The ducks aren’t bothered by the traffic on the highway. They see me and fly low across the water, their wingtips tapping its calm surface. On Pope’s Island, I can see every detail of a Lark Sparrow hiding in the bushes, even though I have forgotten my binoculars: the harlequin pattern of its head, the clear breast with a dark spot in the center.

Walking west, the sun blinds me and forces me to look away. Then it dips behind the city, the few last rays lighting up the top of the old New Bedford Hotel dimmed by clouds moving in from the west, and the sun sets for the last time on this year.

Late fall

I took a long walk this afternoon, out to Fort Phoenix beach in Fairhaven. The wintering waterfowl have returned to the waters around Fort Phoenix: goldeneye, mergansers, loons, Brant, scaup, Bufflehead, grebes. I found myself crossing the bridge from Fairhaven to New Bedford just after sunset.

It had been a warm day, but as soon as the sun disappeared it started to get cold. The sky was one of those clear skies that you get in late fall or winter, and in the west it glowed orange-gold. I could see low dark clouds along the sourthern horizon, probably a bank of fog out to sea. I stopped at the Dunkin Donuts on Pope’s Island for a small decaf and a plain doughnut, and I watched it get dark while I sat there desultorily reading the newspaper. Not even five o-‘clock yet, and already dark.

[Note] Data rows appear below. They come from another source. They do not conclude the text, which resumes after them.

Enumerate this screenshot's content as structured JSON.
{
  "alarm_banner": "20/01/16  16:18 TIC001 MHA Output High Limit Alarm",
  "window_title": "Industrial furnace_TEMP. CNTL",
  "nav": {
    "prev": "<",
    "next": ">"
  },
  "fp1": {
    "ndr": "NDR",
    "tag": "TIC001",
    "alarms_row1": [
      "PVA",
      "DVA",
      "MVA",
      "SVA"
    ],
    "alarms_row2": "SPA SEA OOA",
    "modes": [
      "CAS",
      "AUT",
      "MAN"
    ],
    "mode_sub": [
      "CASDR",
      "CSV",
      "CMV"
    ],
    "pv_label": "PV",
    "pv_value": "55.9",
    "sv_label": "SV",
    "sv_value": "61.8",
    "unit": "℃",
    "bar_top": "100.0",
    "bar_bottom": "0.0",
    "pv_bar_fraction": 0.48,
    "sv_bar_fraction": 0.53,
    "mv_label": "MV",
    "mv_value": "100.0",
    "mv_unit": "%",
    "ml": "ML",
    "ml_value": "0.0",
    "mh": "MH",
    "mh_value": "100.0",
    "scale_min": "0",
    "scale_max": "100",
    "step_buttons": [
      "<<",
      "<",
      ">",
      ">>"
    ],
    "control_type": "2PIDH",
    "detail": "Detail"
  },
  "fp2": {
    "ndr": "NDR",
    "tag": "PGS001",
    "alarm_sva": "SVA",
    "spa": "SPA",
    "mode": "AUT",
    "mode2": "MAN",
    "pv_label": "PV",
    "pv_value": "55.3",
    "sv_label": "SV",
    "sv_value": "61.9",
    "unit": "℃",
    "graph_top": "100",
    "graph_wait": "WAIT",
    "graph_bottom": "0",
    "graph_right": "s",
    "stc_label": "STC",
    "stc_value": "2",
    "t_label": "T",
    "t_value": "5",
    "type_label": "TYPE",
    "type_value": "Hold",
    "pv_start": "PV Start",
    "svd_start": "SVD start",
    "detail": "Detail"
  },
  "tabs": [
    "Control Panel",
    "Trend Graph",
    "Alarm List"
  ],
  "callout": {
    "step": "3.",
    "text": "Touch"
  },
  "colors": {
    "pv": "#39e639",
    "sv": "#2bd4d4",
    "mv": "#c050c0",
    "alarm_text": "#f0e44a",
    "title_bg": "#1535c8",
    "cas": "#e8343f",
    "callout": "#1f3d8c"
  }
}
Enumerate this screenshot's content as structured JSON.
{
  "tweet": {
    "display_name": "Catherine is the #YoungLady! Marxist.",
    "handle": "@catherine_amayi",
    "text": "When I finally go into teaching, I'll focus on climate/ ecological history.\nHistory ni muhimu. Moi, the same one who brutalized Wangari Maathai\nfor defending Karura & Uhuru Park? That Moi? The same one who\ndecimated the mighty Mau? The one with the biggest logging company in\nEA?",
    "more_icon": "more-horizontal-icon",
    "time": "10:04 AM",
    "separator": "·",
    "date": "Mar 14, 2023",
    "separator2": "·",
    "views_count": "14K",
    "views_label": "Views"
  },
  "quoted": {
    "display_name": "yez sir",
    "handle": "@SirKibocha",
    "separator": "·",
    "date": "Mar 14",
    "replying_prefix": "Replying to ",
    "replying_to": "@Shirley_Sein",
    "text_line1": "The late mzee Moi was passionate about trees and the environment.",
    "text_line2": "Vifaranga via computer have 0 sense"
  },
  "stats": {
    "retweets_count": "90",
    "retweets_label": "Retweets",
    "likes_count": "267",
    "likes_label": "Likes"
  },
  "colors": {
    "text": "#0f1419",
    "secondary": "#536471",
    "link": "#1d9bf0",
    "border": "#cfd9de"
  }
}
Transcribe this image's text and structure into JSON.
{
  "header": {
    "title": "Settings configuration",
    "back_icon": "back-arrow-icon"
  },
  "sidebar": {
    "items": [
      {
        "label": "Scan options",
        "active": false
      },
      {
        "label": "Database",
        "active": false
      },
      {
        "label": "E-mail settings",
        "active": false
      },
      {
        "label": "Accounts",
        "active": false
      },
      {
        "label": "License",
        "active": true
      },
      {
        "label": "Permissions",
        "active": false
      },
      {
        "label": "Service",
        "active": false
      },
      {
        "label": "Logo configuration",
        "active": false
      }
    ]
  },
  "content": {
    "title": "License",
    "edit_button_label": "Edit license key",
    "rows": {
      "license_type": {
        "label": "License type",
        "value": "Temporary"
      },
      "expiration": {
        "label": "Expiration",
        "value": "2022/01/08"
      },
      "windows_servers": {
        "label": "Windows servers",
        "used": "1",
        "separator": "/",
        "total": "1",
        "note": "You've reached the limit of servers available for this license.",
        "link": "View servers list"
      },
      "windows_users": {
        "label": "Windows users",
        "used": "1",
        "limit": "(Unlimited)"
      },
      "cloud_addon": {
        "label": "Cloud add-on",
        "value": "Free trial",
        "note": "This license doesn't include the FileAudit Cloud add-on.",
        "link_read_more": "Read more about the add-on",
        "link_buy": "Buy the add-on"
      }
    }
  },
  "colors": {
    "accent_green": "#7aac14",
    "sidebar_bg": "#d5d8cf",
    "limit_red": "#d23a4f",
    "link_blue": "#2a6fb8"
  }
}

Except that when I went back outside, it wasn’t completely dark. The sky was still bright from the setting sun. The moon, just a few days past new, added its own brilliance to the sky. Even though I was walking along a four-lane highway in the middle of the city, it all felt just a little bit magical.